Whitmer and top health care officials said Friday that Michigan’s surge is because of new COVID-19 variants reaching the state and complacency on the part of residents. Dozens of new outbreaks have also been linked to high school sports, restaurants and other workplaces.
“Policy changes alone won’t reduce the spread,” Whitmer said during a Friday press conference, recommending a two-week pause on in-person high school learning and sports as well as indoor dining. She also noted that Michigan still has a statewide mask mandate and limits on the size of indoor social gatherings.
“We all need to go above and beyond the rules we have in place,” Whitmer said, calling for “personal responsibility” to wear masks and get vaccinated. “It’s less of a policy problem we have and more of a compliance and variants issue.”
Spectrum Health CEO Tina Freese Decker issued a similar call as Whitmer.
“Wear a mask and get vaccinated,” Freese Decker said, referring to recent messages from Spectrum Health frontline nurses.
Spectrum Health’s test positivity rate is now 16 percent, similar to the state’s 18 percent rate. The number of COVID-19 patients in Spectrum hospitals also has doubled over the past two weeks, Freese Decker said, and the organization has again delayed some elective surgical procedures, similar to actions taken by other health systems across the state.
A Spectrum Health spokesperson said the health system hasn’t made a decision to delay elective procedures beyond this week.
As of Thursday, Spectrum Health’s 852-bed Butterworth Hospital campus in downtown Grand Rapids was at 80-percent capacity with 71 COVID-19 patients, 21 of them in intensive care units (ICU). Spectrum’s 318-bed Blodgett Hospital campus in East Grand Rapids had 64 COVID-19 patients, with 10 in the ICU, according to a state database.
Spectrum Health’s COVID-19 inpatient volume doubled in two weeks “and it continues to climb each day,” Freese Decker said. “So we need to treat this surge seriously.”
Ascension Michigan, which owns Ascension Borgess Hospital in Kalamazoo and 15 other hospitals in the state, also has considered postponing elective procedures.
Ascension Borgess on Thursday was at 98-percent capacity and had 36 COVID-19 inpatients, with nine in the ICU.
“Working in alignment with our statewide incident command team, we are reviewing elective procedures requiring an inpatient stay on a case-by-case basis,” Ascension Michigan said in a statement. “As we appropriately address this recent surge and continue to protect the health and safety of our patients, families, staff and providers, some non-essential elective procedures requiring an inpatient stay may be deferred for a short period of time.”
Statewide, 3,706 people with COVID-19 were hospitalized as of Thursday, 707 of whom were in intensive care units, according to state data.

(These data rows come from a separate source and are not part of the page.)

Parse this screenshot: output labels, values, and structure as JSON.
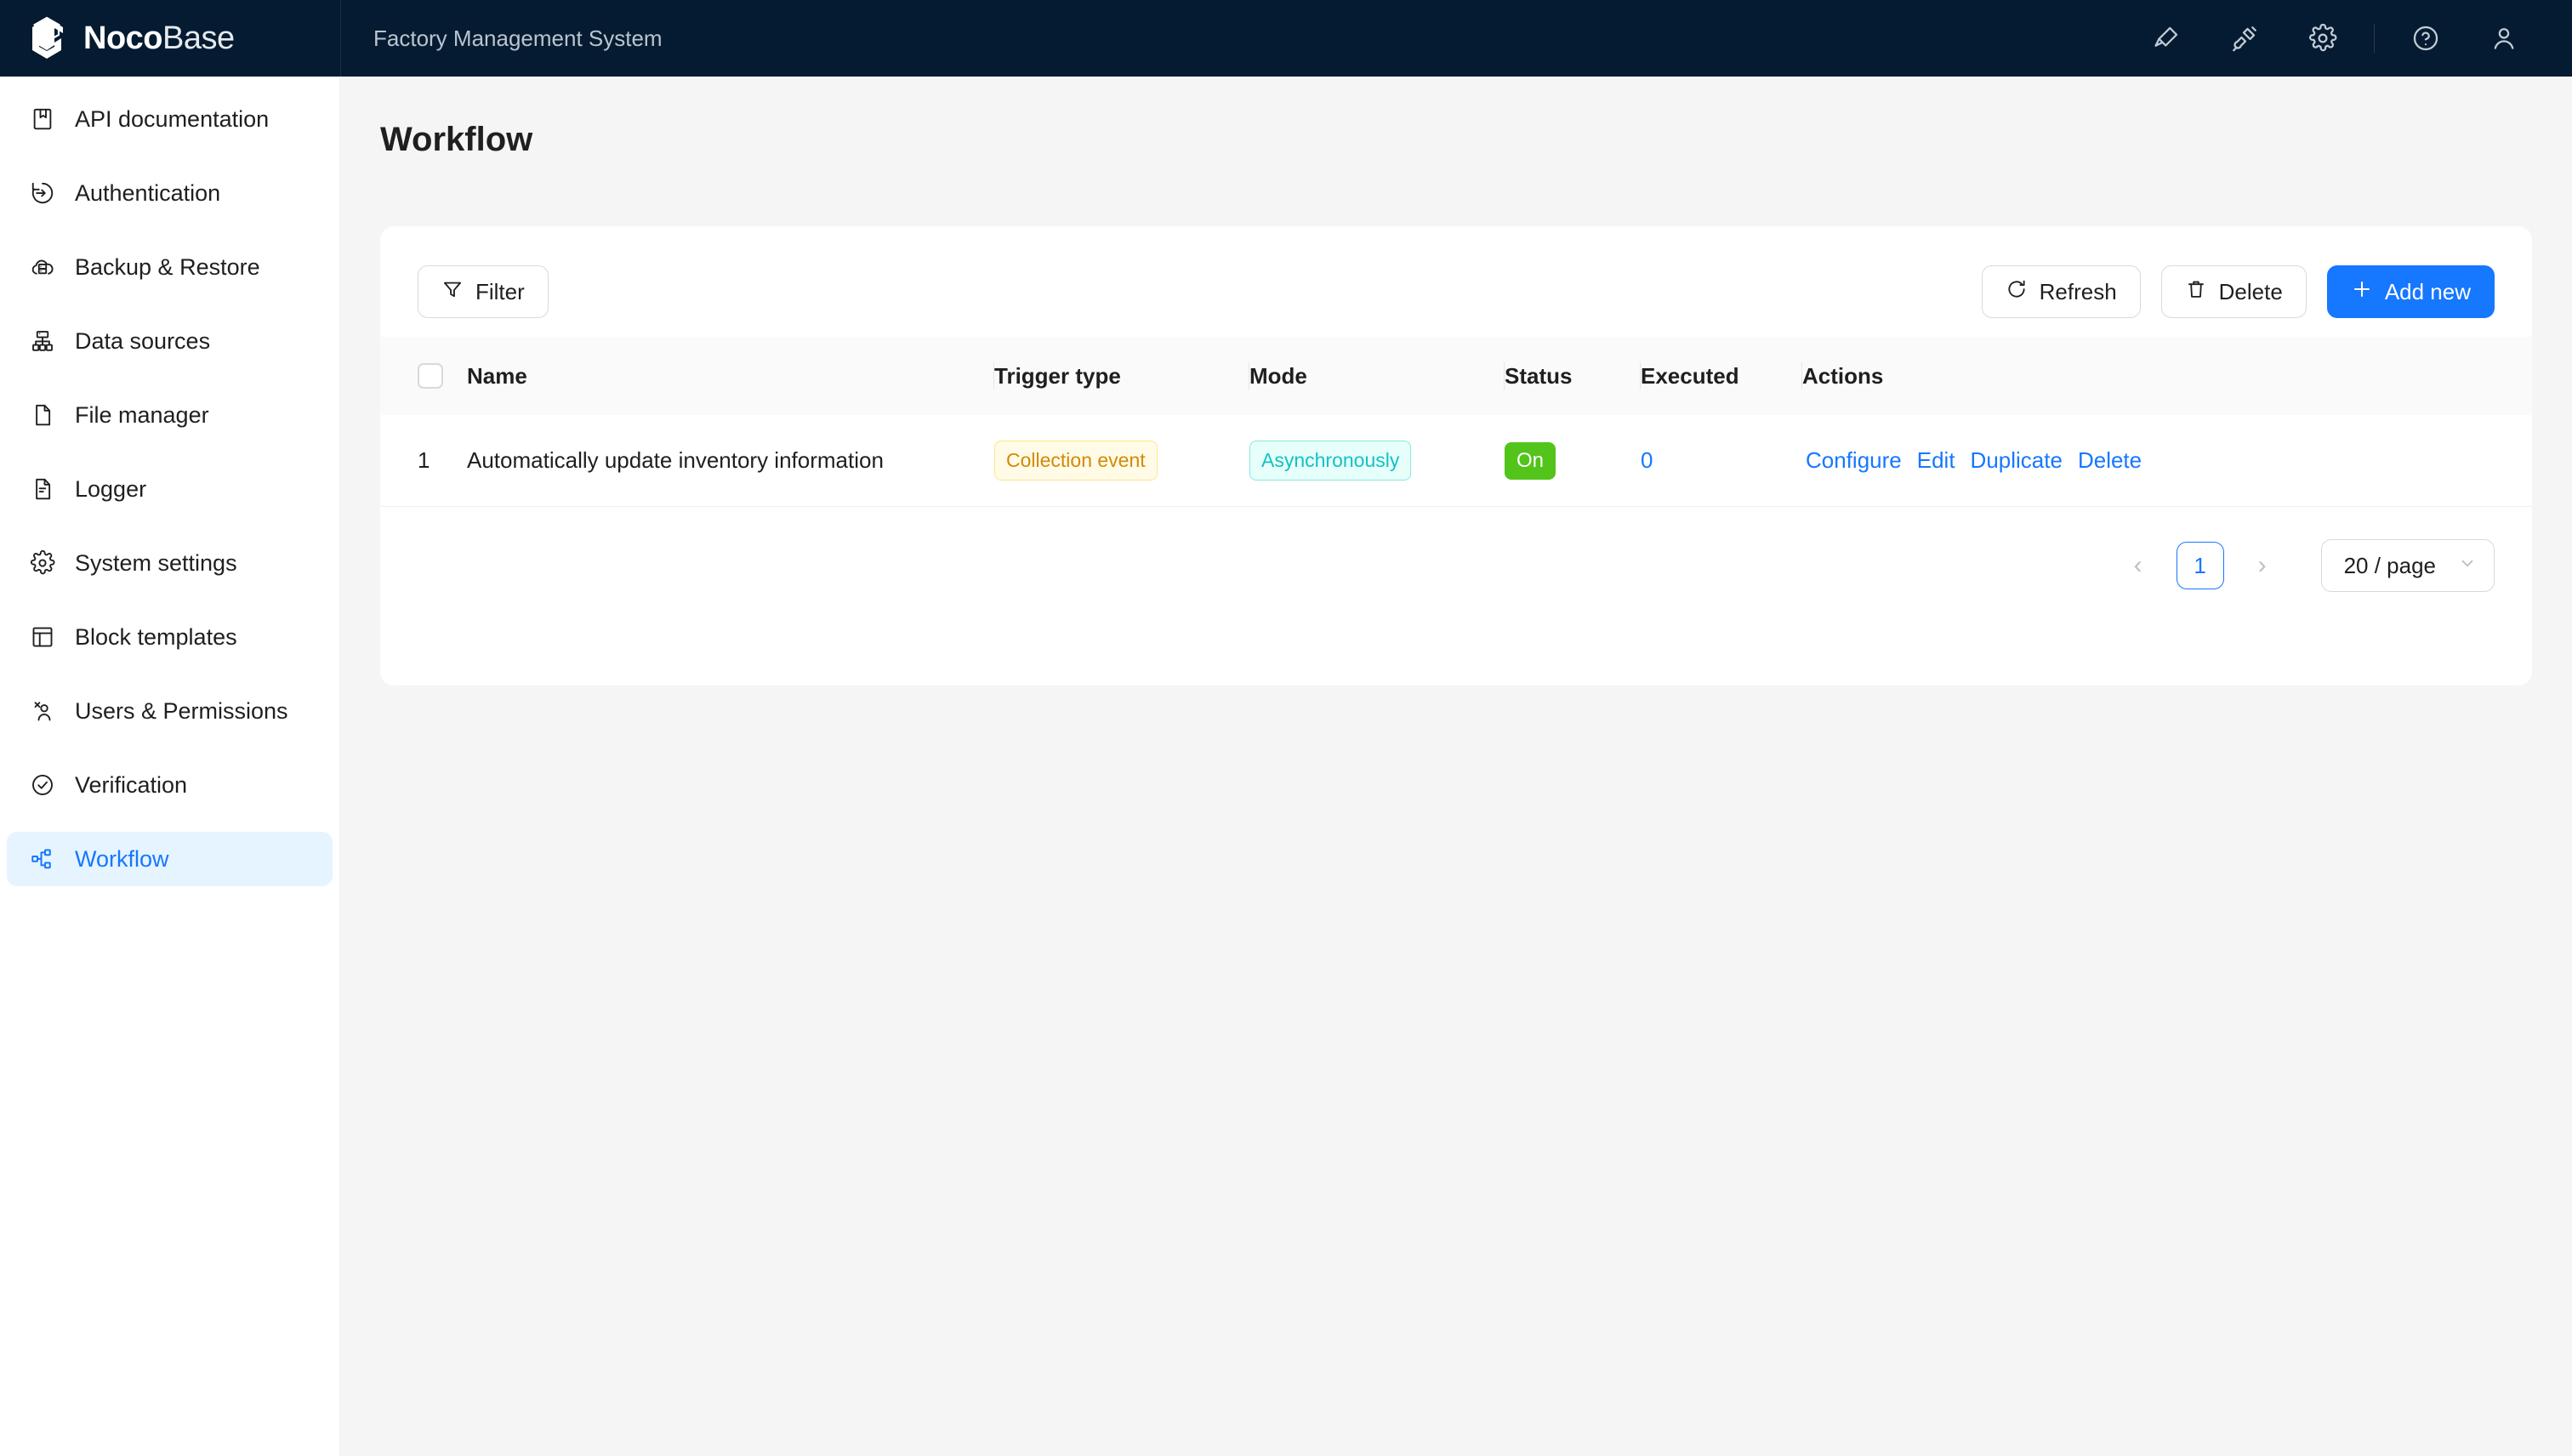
{
  "brand": {
    "name_bold": "Noco",
    "name_light": "Base",
    "logo_icon": "nocobase-cube-logo"
  },
  "header": {
    "app_title": "Factory Management System",
    "icons": [
      {
        "name": "highlighter-icon",
        "glyph": "highlighter"
      },
      {
        "name": "plugin-icon",
        "glyph": "plugin"
      },
      {
        "name": "gear-icon",
        "glyph": "gear"
      },
      {
        "name": "help-icon",
        "glyph": "help"
      },
      {
        "name": "user-avatar-icon",
        "glyph": "user"
      }
    ]
  },
  "sidebar": {
    "items": [
      {
        "label": "API documentation",
        "icon": "book-icon",
        "active": false
      },
      {
        "label": "Authentication",
        "icon": "login-arrow-icon",
        "active": false
      },
      {
        "label": "Backup & Restore",
        "icon": "cloud-server-icon",
        "active": false
      },
      {
        "label": "Data sources",
        "icon": "sitemap-icon",
        "active": false
      },
      {
        "label": "File manager",
        "icon": "file-icon",
        "active": false
      },
      {
        "label": "Logger",
        "icon": "file-text-icon",
        "active": false
      },
      {
        "label": "System settings",
        "icon": "gear-icon",
        "active": false
      },
      {
        "label": "Block templates",
        "icon": "layout-icon",
        "active": false
      },
      {
        "label": "Users & Permissions",
        "icon": "users-icon",
        "active": false
      },
      {
        "label": "Verification",
        "icon": "check-circle-icon",
        "active": false
      },
      {
        "label": "Workflow",
        "icon": "workflow-nodes-icon",
        "active": true
      }
    ]
  },
  "main": {
    "page_title": "Workflow",
    "toolbar": {
      "filter_label": "Filter",
      "refresh_label": "Refresh",
      "delete_label": "Delete",
      "add_new_label": "Add new"
    },
    "table": {
      "columns": [
        "Name",
        "Trigger type",
        "Mode",
        "Status",
        "Executed",
        "Actions"
      ],
      "rows": [
        {
          "index": "1",
          "name": "Automatically update inventory information",
          "trigger_type": "Collection event",
          "mode": "Asynchronously",
          "status": "On",
          "executed": "0",
          "actions": [
            "Configure",
            "Edit",
            "Duplicate",
            "Delete"
          ]
        }
      ]
    },
    "pagination": {
      "prev": "‹",
      "current_page": "1",
      "next": "›",
      "page_size": "20 / page"
    }
  },
  "colors": {
    "header_bg": "#051b31",
    "accent": "#1677ff",
    "active_nav_bg": "#e6f4ff",
    "tag_gold_text": "#d48806",
    "tag_gold_bg": "#fffbe6",
    "tag_cyan_text": "#13c2c2",
    "tag_cyan_bg": "#e6fffb",
    "status_on_bg": "#52c41a"
  }
}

That pushed the statewide occupancy rate at hospitals to 80 percent. By comparison, the stated had 3,314 COVID-19 inpatients on Monday, 638 of whom were in ICUs, for an occupancy rate of 74 percent.
Whitmer also said today that she spoke with President Biden on Thursday to request a surge in vaccine deployment to Michigan, but noted that it’s “not a policy they’ve embraced at this juncture.”
In less than four months, more than 5 million of the three COVID-19 vaccines have been administered to 3.1 million Michigan residents, Whitmer said today.
“Michigan is unquestionably a national hot spot right now,” Whitmer said. “I’m concerned. I believe, as do a number of public health experts, that we should really be surging vaccines to states that are experiencing outbreaks.”
With case rates, hospitalizations and test positivity rates all spiking statewide, health officials say Michigan is in a race to deploy as many vaccines as possible. Case and test positivity rates are now four times higher than they were in February, said Chief Medical Executive Dr. Joneigh Khaldun, and hospitals are revisiting their surge plans.
“The data is concerning, but there’s no need to panic,” Khaldun said. “We know how to do this.”